* **MATERIAL TO PROCESS**:
::::::::

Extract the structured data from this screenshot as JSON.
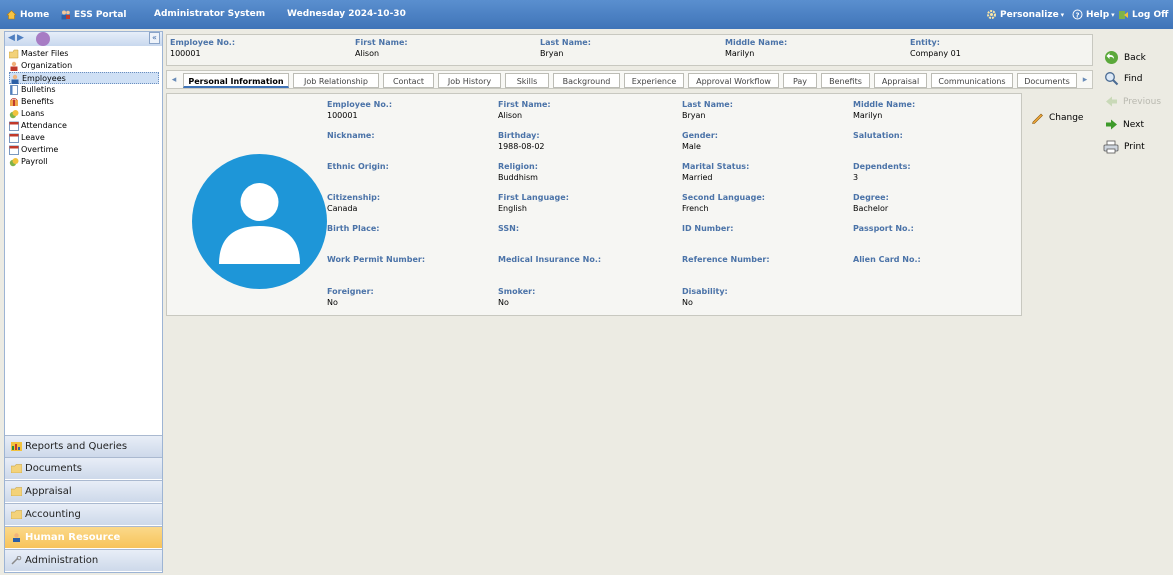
{
  "topbar": {
    "home": "Home",
    "ess": "ESS Portal",
    "system": "Administrator System",
    "date": "Wednesday 2024-10-30",
    "personalize": "Personalize",
    "help": "Help",
    "logoff": "Log Off"
  },
  "tree": {
    "items": [
      {
        "label": "Master Files",
        "icon": "folder-icon"
      },
      {
        "label": "Organization",
        "icon": "person-icon"
      },
      {
        "label": "Employees",
        "icon": "person-icon"
      },
      {
        "label": "Bulletins",
        "icon": "document-icon"
      },
      {
        "label": "Benefits",
        "icon": "gift-icon"
      },
      {
        "label": "Loans",
        "icon": "coins-icon"
      },
      {
        "label": "Attendance",
        "icon": "calendar-icon"
      },
      {
        "label": "Leave",
        "icon": "calendar-icon"
      },
      {
        "label": "Overtime",
        "icon": "calendar-icon"
      },
      {
        "label": "Payroll",
        "icon": "coins-icon"
      }
    ]
  },
  "accordion": {
    "reports": "Reports and Queries",
    "documents": "Documents",
    "appraisal": "Appraisal",
    "accounting": "Accounting",
    "hr": "Human Resource",
    "admin": "Administration"
  },
  "header": {
    "employee_no_label": "Employee No.:",
    "employee_no": "100001",
    "first_name_label": "First Name:",
    "first_name": "Alison",
    "last_name_label": "Last Name:",
    "last_name": "Bryan",
    "middle_name_label": "Middle Name:",
    "middle_name": "Marilyn",
    "entity_label": "Entity:",
    "entity": "Company 01"
  },
  "tabs": {
    "personal": "Personal Information",
    "job_relationship": "Job Relationship",
    "contact": "Contact",
    "job_history": "Job History",
    "skills": "Skills",
    "background": "Background",
    "experience": "Experience",
    "approval": "Approval Workflow",
    "pay": "Pay",
    "benefits": "Benefits",
    "appraisal": "Appraisal",
    "communications": "Communications",
    "documents": "Documents"
  },
  "fields": {
    "employee_no": {
      "label": "Employee No.:",
      "value": "100001"
    },
    "first_name": {
      "label": "First Name:",
      "value": "Alison"
    },
    "last_name": {
      "label": "Last Name:",
      "value": "Bryan"
    },
    "middle_name": {
      "label": "Middle Name:",
      "value": "Marilyn"
    },
    "nickname": {
      "label": "Nickname:",
      "value": ""
    },
    "birthday": {
      "label": "Birthday:",
      "value": "1988-08-02"
    },
    "gender": {
      "label": "Gender:",
      "value": "Male"
    },
    "salutation": {
      "label": "Salutation:",
      "value": ""
    },
    "ethnic": {
      "label": "Ethnic Origin:",
      "value": ""
    },
    "religion": {
      "label": "Religion:",
      "value": "Buddhism"
    },
    "marital": {
      "label": "Marital Status:",
      "value": "Married"
    },
    "dependents": {
      "label": "Dependents:",
      "value": "3"
    },
    "citizenship": {
      "label": "Citizenship:",
      "value": "Canada"
    },
    "first_language": {
      "label": "First Language:",
      "value": "English"
    },
    "second_language": {
      "label": "Second Language:",
      "value": "French"
    },
    "degree": {
      "label": "Degree:",
      "value": "Bachelor"
    },
    "birth_place": {
      "label": "Birth Place:",
      "value": ""
    },
    "ssn": {
      "label": "SSN:",
      "value": ""
    },
    "id_number": {
      "label": "ID Number:",
      "value": ""
    },
    "passport": {
      "label": "Passport No.:",
      "value": ""
    },
    "work_permit": {
      "label": "Work Permit Number:",
      "value": ""
    },
    "medical": {
      "label": "Medical Insurance No.:",
      "value": ""
    },
    "reference": {
      "label": "Reference Number:",
      "value": ""
    },
    "alien": {
      "label": "Alien Card No.:",
      "value": ""
    },
    "foreigner": {
      "label": "Foreigner:",
      "value": "No"
    },
    "smoker": {
      "label": "Smoker:",
      "value": "No"
    },
    "disability": {
      "label": "Disability:",
      "value": "No"
    }
  },
  "actions": {
    "change": "Change",
    "back": "Back",
    "find": "Find",
    "previous": "Previous",
    "next": "Next",
    "print": "Print"
  },
  "colors": {
    "topbar": "#3f74b8",
    "label_blue": "#4b73a8",
    "avatar": "#1e96d8",
    "active_accordion": "#f7c35a"
  }
}
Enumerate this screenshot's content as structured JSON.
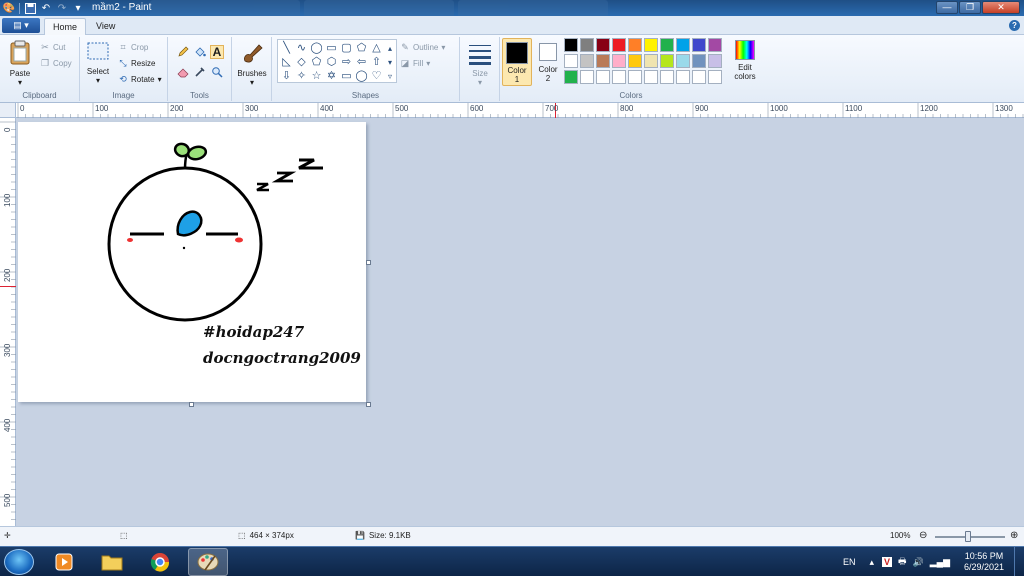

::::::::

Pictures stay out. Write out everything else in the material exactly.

* **RESULT OF THIS EXERCISE**:
Extract the structured data from this screenshot as JSON.
{
  "topbar": {
    "home": "Home",
    "ess": "ESS Portal",
    "system": "Administrator System",
    "date": "Wednesday 2024-10-30",
    "personalize": "Personalize",
    "help": "Help",
    "logoff": "Log Off"
  },
  "tree": {
    "items": [
      {
        "label": "Master Files",
        "icon": "folder-icon"
      },
      {
        "label": "Organization",
        "icon": "person-icon"
      },
      {
        "label": "Employees",
        "icon": "person-icon"
      },
      {
        "label": "Bulletins",
        "icon": "document-icon"
      },
      {
        "label": "Benefits",
        "icon": "gift-icon"
      },
      {
        "label": "Loans",
        "icon": "coins-icon"
      },
      {
        "label": "Attendance",
        "icon": "calendar-icon"
      },
      {
        "label": "Leave",
        "icon": "calendar-icon"
      },
      {
        "label": "Overtime",
        "icon": "calendar-icon"
      },
      {
        "label": "Payroll",
        "icon": "coins-icon"
      }
    ]
  },
  "accordion": {
    "reports": "Reports and Queries",
    "documents": "Documents",
    "appraisal": "Appraisal",
    "accounting": "Accounting",
    "hr": "Human Resource",
    "admin": "Administration"
  },
  "header": {
    "employee_no_label": "Employee No.:",
    "employee_no": "100001",
    "first_name_label": "First Name:",
    "first_name": "Alison",
    "last_name_label": "Last Name:",
    "last_name": "Bryan",
    "middle_name_label": "Middle Name:",
    "middle_name": "Marilyn",
    "entity_label": "Entity:",
    "entity": "Company 01"
  },
  "tabs": {
    "personal": "Personal Information",
    "job_relationship": "Job Relationship",
    "contact": "Contact",
    "job_history": "Job History",
    "skills": "Skills",
    "background": "Background",
    "experience": "Experience",
    "approval": "Approval Workflow",
    "pay": "Pay",
    "benefits": "Benefits",
    "appraisal": "Appraisal",
    "communications": "Communications",
    "documents": "Documents"
  },
  "fields": {
    "employee_no": {
      "label": "Employee No.:",
      "value": "100001"
    },
    "first_name": {
      "label": "First Name:",
      "value": "Alison"
    },
    "last_name": {
      "label": "Last Name:",
      "value": "Bryan"
    },
    "middle_name": {
      "label": "Middle Name:",
      "value": "Marilyn"
    },
    "nickname": {
      "label": "Nickname:",
      "value": ""
    },
    "birthday": {
      "label": "Birthday:",
      "value": "1988-08-02"
    },
    "gender": {
      "label": "Gender:",
      "value": "Male"
    },
    "salutation": {
      "label": "Salutation:",
      "value": ""
    },
    "ethnic": {
      "label": "Ethnic Origin:",
      "value": ""
    },
    "religion": {
      "label": "Religion:",
      "value": "Buddhism"
    },
    "marital": {
      "label": "Marital Status:",
      "value": "Married"
    },
    "dependents": {
      "label": "Dependents:",
      "value": "3"
    },
    "citizenship": {
      "label": "Citizenship:",
      "value": "Canada"
    },
    "first_language": {
      "label": "First Language:",
      "value": "English"
    },
    "second_language": {
      "label": "Second Language:",
      "value": "French"
    },
    "degree": {
      "label": "Degree:",
      "value": "Bachelor"
    },
    "birth_place": {
      "label": "Birth Place:",
      "value": ""
    },
    "ssn": {
      "label": "SSN:",
      "value": ""
    },
    "id_number": {
      "label": "ID Number:",
      "value": ""
    },
    "passport": {
      "label": "Passport No.:",
      "value": ""
    },
    "work_permit": {
      "label": "Work Permit Number:",
      "value": ""
    },
    "medical": {
      "label": "Medical Insurance No.:",
      "value": ""
    },
    "reference": {
      "label": "Reference Number:",
      "value": ""
    },
    "alien": {
      "label": "Alien Card No.:",
      "value": ""
    },
    "foreigner": {
      "label": "Foreigner:",
      "value": "No"
    },
    "smoker": {
      "label": "Smoker:",
      "value": "No"
    },
    "disability": {
      "label": "Disability:",
      "value": "No"
    }
  },
  "actions": {
    "change": "Change",
    "back": "Back",
    "find": "Find",
    "previous": "Previous",
    "next": "Next",
    "print": "Print"
  },
  "colors": {
    "topbar": "#3f74b8",
    "label_blue": "#4b73a8",
    "avatar": "#1e96d8",
    "active_accordion": "#f7c35a"
  }
}
Enumerate this screenshot's content as structured JSON.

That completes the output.